Three years ago this week one of the most prominent markers of the 240-year American experiment took place: A national election to choose a new leader of the Executive Branch. Since then, a terabyte of words has been written and spoken – often apoplectically – about the Constitutional result of that election: Donald Trump.
Today, on the penultimate threshold of our 2020 quadrennial, let’s consider an oft-overlooked voting bloc that had – and likely will have again – a significant say in the next electoral outcome. I’m talking about America’s small businesses, of which the SBA reports there are over 30 million. Six million are employers who make payroll for over 60 million employees. The rest are marketplace quarks – the smallest business entity – solopreneurs.
Mathy alert. Here’s an electoral calculation rarely contemplated by most people or pundits: Add the first and third of the foregoing numbers and you get 90 million. Allow me to re-state that in context: Ninety million voters. Now add to that sum their voting age dependents – spouses and children – and the small business electoral critical mass easily grows to well over 100 million of America’s 245 million eligible voters. Let’s call that small business cohort “the stakeholders,” because regardless of how they vote, each one has a stake in the future of a small business.
The period 2007-16 was what I’ve called Main Street’s Economic Lost Decade. As Wall Street hit new record highs during this period, the Main Street economy languished, averaging under 2% GDP annually. The impact of this era on the small business sector ranged from diminished opportunity to decimation. Consequently, based on poll results – ours and others’ – in 2016 I ventured that small business stakeholders would be attracted to Trump’s economic campaign messaging. My prognostication was based on what small business survivors of the Lost Decade reported caring about most: economic expansion, ending Obamacare, tax and regulatory reform. Now, back to the election.
Let’s bring the reporting current with the most recent poll question we asked our small business audience: “What impact has President Trump’s policies had on your business?” Almost two-thirds selected “Very positive” (39%) and “Somewhat positive” (24%). The negative responses totaled 15%, with 21% saying, “No impact.”
One way to think of our 64/36 split – which is consistent with other queries made since the 2016 election – is to compare it to the most recent Rasmussen poll (Oct 30), showing the president with a 47% job approval rating. With Main Street business owners favoring the president’s job performance by 17 points over the general public, it really must be “the economy, stupid.” A year from now, if Trump is still underwater in national polls but sustains the same advantage with small business stakeholders, even discounting this cohort by two-thirds, Main Street firms will deliver the election for him. Again.

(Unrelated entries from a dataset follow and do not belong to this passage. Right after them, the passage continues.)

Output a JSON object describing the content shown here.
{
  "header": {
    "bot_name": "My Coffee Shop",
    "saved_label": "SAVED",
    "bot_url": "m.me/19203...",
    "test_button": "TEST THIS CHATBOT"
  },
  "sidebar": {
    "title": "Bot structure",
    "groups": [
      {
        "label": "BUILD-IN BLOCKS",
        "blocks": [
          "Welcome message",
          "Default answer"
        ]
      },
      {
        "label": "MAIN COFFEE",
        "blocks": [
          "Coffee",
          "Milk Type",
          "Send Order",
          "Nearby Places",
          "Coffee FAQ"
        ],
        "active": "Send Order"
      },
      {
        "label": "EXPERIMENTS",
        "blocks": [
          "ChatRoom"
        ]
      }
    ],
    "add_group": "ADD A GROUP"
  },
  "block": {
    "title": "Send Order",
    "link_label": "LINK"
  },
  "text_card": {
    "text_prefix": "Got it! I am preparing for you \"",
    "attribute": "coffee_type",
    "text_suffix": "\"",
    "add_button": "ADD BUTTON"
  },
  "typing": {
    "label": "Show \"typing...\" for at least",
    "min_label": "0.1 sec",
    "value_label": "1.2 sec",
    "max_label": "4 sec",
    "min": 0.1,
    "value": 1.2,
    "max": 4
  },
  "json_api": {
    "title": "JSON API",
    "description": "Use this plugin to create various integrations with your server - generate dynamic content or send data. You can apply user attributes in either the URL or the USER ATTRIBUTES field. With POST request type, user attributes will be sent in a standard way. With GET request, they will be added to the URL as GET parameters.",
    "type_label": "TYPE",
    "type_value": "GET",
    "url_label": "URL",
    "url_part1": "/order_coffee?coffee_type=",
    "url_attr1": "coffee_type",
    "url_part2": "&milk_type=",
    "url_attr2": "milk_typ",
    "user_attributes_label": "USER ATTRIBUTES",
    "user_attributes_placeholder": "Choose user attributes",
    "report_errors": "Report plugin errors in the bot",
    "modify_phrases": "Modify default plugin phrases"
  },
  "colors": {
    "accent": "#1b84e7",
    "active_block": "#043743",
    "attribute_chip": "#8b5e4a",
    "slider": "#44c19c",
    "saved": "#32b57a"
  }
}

Feel the need to throw shade on my polling? Fair enough. After all, we’ve only been polling small business owners for 20 years. But surely you’ll respect an almost 50-year model. Since the 1970s, the NFIB’s Index of Small Business Optimism, the gold standard of polling for this sector, has produced an average monthly “Optimism” response of 98.3 points. During the entire Lost Decade, the Index – which aggregates responses to 10 key small business operating elements – reported stuck below that multi-decade average, in the 93-95 range. But since December 2016, the NFIB’s optimism number has averaged 105.2 points. By the way, the NFIB chief economist and the Index’s founding purveyor, Dr. Bill Dunkelberg, has delivered his report on my radio program every month since 2000.
It must be said that in the NFIB survey, there are no presidential job approval questions. But we’re talking about businesses planted-in-the-ground, operating where the economy’s rubber meets the road. So, it’s no giant leap of logic for the appraisal of any president by those who sign the front of 90 million paychecks every month to track on a straight, bold line to the performance of the Main Street economy.
BREAKING NEWS! In our most recent online poll, intentionally offered twelve months before America return to the voting booth, we asked small business owners, “How will you vote in 2020?” The response came in at 79% for Trump and 21% against.
Write this on a rock …
Small business stakeholders helped Donald Trump in 2016. Expect that to happen again in 2020, because out here on Main Street, it’s still the economy, sweetie.
Jim Blasingame is author of the award-winning books, “The Age of the Customer” and “The 3rd Ingredient.” firstname.lastname@example.org